Work item:
Keep only the lines that hold the string "unused", filtering out the rest of the entries below.

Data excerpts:
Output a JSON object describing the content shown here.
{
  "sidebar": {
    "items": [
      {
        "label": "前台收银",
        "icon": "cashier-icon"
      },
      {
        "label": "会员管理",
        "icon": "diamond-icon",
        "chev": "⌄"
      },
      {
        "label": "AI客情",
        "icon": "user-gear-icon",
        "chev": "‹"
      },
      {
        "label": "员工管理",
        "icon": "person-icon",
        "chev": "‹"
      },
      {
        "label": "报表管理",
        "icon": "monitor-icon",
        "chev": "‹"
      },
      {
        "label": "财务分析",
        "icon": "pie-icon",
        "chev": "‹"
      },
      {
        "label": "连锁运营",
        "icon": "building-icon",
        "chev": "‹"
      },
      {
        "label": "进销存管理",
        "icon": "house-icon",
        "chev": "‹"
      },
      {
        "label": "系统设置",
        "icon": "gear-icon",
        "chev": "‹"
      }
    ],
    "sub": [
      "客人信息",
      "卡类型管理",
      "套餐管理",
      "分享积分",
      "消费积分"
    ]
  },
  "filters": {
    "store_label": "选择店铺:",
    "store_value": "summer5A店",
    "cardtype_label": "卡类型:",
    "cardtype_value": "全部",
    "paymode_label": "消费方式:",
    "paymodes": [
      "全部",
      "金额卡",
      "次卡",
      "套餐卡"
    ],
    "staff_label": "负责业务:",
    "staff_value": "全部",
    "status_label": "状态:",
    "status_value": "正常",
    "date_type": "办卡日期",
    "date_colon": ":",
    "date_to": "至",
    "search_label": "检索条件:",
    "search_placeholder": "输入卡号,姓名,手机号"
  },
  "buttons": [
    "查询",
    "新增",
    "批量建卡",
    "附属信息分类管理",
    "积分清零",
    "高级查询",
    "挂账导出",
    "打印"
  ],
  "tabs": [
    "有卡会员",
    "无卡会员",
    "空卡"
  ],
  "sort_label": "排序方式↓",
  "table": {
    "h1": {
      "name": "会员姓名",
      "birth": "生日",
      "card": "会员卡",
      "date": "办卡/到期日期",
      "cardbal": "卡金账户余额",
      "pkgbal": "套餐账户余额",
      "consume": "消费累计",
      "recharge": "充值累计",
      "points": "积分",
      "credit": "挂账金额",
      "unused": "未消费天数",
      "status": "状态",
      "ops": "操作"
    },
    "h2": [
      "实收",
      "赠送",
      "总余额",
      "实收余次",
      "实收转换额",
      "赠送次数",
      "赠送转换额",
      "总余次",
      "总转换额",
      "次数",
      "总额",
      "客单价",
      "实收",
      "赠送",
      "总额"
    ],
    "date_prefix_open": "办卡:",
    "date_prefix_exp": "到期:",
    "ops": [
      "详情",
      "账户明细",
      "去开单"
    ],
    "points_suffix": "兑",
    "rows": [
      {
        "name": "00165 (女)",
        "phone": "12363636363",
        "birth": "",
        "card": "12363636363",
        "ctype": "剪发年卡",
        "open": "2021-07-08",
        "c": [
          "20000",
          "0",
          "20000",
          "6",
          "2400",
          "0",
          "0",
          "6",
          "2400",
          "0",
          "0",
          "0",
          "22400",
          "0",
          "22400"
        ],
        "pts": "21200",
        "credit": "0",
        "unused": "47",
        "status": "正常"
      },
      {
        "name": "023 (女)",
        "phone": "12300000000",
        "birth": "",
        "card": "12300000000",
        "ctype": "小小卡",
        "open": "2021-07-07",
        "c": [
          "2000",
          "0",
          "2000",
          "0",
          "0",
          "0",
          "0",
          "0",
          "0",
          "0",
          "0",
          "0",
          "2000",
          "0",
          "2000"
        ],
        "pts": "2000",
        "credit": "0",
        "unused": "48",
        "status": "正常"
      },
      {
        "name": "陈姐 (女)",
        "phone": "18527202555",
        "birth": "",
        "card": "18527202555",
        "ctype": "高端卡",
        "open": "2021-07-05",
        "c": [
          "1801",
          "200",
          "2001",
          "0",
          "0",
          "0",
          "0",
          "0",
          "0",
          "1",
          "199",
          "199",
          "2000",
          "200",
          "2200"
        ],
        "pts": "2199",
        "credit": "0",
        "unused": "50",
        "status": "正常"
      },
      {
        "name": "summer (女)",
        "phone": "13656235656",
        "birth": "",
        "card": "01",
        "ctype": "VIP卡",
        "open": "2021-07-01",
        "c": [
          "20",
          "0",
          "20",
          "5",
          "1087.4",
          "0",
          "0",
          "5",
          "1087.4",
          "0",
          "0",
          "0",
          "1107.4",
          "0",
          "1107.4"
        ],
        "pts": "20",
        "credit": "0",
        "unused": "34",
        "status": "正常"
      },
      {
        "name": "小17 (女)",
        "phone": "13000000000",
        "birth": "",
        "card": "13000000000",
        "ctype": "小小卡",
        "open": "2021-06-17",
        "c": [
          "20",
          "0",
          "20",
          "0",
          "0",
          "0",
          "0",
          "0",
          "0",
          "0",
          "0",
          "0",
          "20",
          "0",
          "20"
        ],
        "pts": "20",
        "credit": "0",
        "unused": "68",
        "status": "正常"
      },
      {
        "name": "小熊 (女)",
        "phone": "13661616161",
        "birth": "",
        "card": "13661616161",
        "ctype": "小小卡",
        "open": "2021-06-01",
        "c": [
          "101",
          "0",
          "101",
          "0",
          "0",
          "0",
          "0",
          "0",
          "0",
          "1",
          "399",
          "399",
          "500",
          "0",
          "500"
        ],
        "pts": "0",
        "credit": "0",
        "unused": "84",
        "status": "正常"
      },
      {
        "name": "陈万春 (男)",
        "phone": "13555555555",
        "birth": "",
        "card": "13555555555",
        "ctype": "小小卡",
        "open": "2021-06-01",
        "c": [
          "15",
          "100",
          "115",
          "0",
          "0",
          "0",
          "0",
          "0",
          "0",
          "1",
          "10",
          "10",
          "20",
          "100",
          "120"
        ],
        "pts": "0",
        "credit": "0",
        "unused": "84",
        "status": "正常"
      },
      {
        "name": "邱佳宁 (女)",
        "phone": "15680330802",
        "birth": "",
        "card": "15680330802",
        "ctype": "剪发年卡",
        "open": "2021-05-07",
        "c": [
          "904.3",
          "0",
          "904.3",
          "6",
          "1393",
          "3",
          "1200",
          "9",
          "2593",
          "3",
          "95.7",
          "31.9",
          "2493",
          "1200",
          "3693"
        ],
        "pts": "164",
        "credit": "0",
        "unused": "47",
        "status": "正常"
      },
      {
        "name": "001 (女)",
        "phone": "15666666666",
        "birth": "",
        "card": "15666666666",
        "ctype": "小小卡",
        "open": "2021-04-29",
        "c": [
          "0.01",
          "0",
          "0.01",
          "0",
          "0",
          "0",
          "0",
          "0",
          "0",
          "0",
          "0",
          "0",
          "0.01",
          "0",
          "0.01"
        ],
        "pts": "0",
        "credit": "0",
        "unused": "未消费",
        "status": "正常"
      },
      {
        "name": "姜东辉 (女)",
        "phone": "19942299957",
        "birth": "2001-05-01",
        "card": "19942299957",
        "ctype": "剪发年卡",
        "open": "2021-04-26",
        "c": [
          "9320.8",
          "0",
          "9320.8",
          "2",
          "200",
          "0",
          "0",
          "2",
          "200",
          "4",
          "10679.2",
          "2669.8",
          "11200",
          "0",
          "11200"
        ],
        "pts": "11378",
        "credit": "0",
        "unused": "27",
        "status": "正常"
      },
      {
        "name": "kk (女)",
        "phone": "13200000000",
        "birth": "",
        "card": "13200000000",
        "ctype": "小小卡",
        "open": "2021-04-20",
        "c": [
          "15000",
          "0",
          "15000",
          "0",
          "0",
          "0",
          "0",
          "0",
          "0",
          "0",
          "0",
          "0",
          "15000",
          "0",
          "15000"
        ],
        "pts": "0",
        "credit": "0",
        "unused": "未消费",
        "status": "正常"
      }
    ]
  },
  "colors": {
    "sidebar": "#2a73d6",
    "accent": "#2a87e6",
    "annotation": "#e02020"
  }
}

Answer below:
      "unused": "未消费天数",
        "unused": "47",
        "unused": "48",
        "unused": "50",
        "unused": "34",
        "unused": "68",
        "unused": "84",
        "unused": "84",
        "unused": "47",
        "unused": "未消费",
        "unused": "27",
        "unused": "未消费",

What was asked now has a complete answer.